Three of those 14 clinics were in Philadelphia. But none of the conditions found remotely approached the filthy, illegal operations at the now-shuttered Women's Medical Society clinic, presided over by Kermit Gosnell, who faces eight counts of murder.

The grand jury that investigated Gosnell, his wife and eight other clinic workers had scathing criticism last week for state health regulators for letting the squalor at the clinic, at 38th Street and Lancaster Avenue, go unchecked for years.

It wasn't until after a drug raid last February of Gosnell's clinic that the state Health Department resumed regular abortion-clinic inspections. The grand jury said inspections had ended "sometime after 1993."

The most common recent deficiencies at the other abortion clinics, according to records obtained by the Associated Press, were failures to properly report medical conditions that qualify as "serious events" and not keeping resuscitation equipment readily available.

The Philadelphia clinics were cited for failures to test or record urine-protein and blood-sugar levels or for issues related to checking on patients after surgery in the recovery room.

Planned Parenthood Southeastern Pennsylvania's clinic on Locust Street in Center City was cited in the fall by state health regulators for not checking six of 10 patients' vital signs every 15 minutes while those patients were recovering from anesthesia. Inspectors found that vital signs were checked about every 30 to 45 minutes.

Dayle Steinberg, president and chief executive of Planned Parenthood Southeastern Pennsylvania, said yesterday that the organization's clinics "maintain very strict policies and procedures" and that the matter has been corrected.

Inspectors at the office of Charles Benjamin, on West Tabor Road near Albert Einstein Medical Center, found that his clinic did not test urine-protein and blood-sugar levels before abortions.

Benjamin said yesterday that he wasn't previously aware that those tests were required and finds "no medical reason" to do so, but that he now performs those tests.

Regulators also found that some medical records did not have all the proper documentation, but Benjamin said this was a "charting" issue, in which "they wanted things recorded in a different way."

The Health Department inspection of Penn Family Care of the Clinical Practices of the University of Pennsylvania, at 39th and Market streets in University City, also indicated that tests of levels had not been performed. A Penn Medicine spokeswoman said in a statement yesterday that the issue was promptly corrected.

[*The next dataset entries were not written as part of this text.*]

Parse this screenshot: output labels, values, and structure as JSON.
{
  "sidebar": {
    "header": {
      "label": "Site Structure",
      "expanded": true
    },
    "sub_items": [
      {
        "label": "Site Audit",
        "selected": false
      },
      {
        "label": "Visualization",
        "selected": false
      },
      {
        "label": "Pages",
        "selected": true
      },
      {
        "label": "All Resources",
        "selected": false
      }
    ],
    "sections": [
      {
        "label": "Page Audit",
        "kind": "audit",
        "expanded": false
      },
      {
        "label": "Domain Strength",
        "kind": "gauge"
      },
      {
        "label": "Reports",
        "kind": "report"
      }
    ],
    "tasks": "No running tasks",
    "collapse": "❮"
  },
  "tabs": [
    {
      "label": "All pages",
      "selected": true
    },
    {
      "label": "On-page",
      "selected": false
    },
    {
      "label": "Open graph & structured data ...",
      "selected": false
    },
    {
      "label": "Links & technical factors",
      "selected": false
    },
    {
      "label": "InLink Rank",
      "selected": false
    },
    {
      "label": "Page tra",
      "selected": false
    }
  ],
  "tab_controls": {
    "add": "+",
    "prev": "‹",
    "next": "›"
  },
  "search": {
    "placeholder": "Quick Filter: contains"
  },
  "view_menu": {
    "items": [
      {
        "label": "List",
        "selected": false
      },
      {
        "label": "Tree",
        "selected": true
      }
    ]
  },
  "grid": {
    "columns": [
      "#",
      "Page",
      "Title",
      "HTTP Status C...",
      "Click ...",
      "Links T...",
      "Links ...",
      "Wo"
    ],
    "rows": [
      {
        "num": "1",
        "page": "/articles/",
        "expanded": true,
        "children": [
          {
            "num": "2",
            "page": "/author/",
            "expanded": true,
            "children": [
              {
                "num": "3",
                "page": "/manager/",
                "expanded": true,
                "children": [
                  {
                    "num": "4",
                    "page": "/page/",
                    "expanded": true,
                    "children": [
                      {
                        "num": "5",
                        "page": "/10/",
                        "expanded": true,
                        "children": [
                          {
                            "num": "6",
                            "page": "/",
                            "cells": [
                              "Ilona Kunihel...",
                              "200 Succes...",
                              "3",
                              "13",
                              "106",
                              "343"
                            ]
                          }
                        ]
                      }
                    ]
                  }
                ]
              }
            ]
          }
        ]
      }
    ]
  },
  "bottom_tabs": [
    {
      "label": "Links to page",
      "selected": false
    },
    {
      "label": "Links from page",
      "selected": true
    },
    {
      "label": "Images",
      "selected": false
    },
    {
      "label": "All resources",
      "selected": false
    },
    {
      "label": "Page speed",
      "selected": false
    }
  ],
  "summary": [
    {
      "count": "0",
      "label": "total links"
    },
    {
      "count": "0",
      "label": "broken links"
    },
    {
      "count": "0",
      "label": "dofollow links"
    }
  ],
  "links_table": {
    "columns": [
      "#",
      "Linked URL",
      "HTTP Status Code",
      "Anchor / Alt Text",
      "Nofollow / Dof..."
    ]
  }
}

Daily News staff writer Julie Shaw contributed to this article.